*** Opening Source material ***

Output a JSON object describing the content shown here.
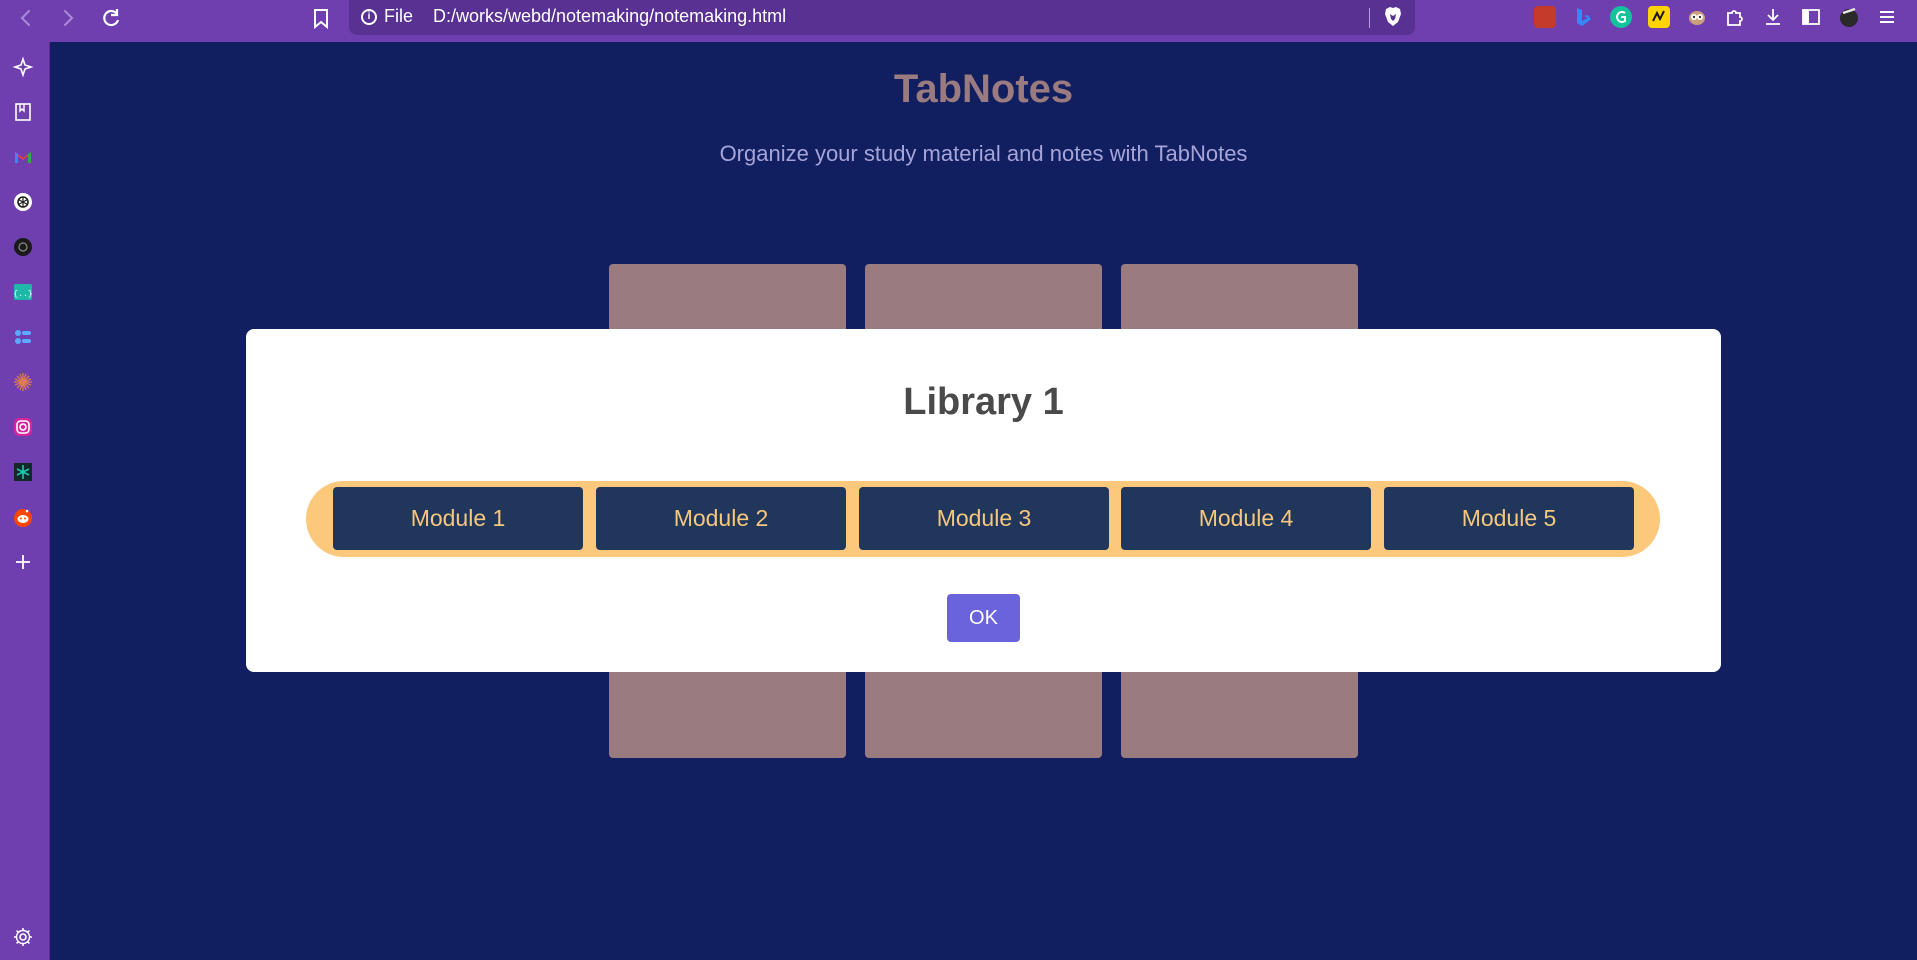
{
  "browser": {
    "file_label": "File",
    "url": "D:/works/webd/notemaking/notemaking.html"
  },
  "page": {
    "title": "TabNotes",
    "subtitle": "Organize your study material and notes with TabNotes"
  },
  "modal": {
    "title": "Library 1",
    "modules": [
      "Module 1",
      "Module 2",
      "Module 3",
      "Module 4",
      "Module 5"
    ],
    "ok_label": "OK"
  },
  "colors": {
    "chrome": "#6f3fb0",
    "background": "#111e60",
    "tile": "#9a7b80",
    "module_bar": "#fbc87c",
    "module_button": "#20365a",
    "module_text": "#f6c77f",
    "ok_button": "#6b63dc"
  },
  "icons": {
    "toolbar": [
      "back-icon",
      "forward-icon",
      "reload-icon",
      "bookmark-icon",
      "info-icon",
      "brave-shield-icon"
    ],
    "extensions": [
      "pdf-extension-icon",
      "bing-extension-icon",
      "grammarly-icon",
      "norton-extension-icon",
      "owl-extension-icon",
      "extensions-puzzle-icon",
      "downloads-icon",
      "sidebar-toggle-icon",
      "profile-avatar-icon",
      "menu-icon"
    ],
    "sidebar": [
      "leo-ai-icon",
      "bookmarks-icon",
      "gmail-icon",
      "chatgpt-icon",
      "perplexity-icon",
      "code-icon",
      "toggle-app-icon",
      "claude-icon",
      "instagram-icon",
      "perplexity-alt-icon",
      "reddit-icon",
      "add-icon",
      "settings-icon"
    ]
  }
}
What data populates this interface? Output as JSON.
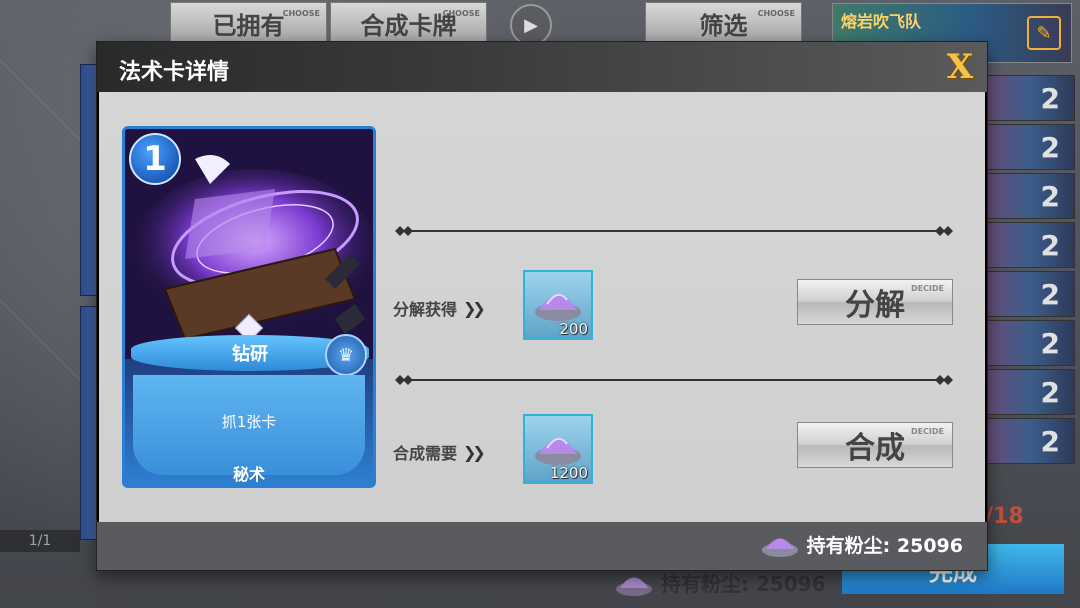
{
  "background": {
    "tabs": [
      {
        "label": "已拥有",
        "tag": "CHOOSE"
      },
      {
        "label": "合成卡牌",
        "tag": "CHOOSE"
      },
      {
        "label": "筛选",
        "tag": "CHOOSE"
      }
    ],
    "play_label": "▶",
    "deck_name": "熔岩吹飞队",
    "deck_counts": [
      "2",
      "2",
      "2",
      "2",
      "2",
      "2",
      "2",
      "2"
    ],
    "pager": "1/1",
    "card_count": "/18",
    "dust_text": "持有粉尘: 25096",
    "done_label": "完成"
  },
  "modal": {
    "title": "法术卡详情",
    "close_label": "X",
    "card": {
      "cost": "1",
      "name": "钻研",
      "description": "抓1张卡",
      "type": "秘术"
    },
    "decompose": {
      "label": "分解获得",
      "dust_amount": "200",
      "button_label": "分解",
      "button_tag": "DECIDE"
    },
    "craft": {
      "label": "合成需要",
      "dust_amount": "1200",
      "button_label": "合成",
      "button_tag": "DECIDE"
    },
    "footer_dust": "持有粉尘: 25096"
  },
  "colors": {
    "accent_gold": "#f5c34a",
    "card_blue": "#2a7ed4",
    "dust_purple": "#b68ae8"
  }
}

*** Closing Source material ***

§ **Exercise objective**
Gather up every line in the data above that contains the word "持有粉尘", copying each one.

§ **Your solution**
    "dust_text": "持有粉尘: 25096",
    "footer_dust": "持有粉尘: 25096"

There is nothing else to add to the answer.